Late Friday, the parts of government that were unfunded were extended through February 15. The continuing resolution (CR) maintains funding at 2018 levels so there are really two issues to be resolved: what level of final funding for the seven appropriations bills in question and the fate of the wall/security issues.
There has been a lot of discussion of the President’s desire to get $5.7 billion for the first installment of a wall (two hundred miles) but little discussion of how it would get paid for, if it gets passed.

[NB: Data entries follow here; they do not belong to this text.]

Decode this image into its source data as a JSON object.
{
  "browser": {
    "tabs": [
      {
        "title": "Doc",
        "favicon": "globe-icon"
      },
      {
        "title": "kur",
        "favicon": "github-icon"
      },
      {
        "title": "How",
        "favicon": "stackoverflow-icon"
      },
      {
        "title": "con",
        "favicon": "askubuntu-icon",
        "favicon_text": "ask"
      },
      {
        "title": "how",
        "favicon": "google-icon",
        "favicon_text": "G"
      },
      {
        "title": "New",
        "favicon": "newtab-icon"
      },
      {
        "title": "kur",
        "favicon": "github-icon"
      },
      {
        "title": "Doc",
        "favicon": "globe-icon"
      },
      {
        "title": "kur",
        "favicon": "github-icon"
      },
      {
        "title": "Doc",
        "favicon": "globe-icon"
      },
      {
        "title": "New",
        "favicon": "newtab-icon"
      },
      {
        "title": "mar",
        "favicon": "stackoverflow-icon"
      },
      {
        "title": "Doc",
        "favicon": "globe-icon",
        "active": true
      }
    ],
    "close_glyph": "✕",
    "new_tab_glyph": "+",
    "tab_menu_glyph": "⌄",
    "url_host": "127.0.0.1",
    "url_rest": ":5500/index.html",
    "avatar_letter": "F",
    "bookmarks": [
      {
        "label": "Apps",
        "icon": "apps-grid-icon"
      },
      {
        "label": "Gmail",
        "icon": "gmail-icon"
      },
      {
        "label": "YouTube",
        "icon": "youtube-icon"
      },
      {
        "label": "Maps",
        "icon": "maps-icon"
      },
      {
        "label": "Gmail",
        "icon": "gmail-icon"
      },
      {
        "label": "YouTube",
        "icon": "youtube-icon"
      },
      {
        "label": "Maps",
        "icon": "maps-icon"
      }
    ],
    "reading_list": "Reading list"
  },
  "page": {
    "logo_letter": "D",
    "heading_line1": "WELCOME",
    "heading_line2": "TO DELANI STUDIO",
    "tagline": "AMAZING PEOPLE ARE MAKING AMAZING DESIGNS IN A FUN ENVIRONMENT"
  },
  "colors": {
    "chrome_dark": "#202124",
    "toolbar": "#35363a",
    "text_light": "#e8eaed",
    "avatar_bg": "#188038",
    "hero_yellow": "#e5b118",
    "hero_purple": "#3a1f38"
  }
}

The Senate voted on a bill that provided the full $5.7 billion and the Senator Mitch McConnell-crafted bill would have funded the $5.7 billion by declaring it “emergency spending” which means it does not count against budget caps but does increase the current deficit. Generally emergency spending is limited to disaster funding (which was also in the bill). Beyond this specific bill it is unclear how funding for a wall or additional “boarder security” spending will be covered.
The House FY 2019 spending allocation was $51.4 billion for Homeland Security. The Senate total was set at $48.3 billion. Both houses spread that funding across the Department’s priorities that include the Transportation Security Administration (TSA), border control and the Coast Guard with an allocation for boarder security that ranged between $1.3 and $1.6 billion. The discussion over security-wall cost could come from the final Homeland Security spending cap or they may have to reduce other spending allocations from other unfunded or unsettled appropriations that include funding from agriculture, housing, transportation and the State Department to name a few. Presumably a deal on security would also allow the remaining appropriations to be finalized at the higher 2019 budget cap levels.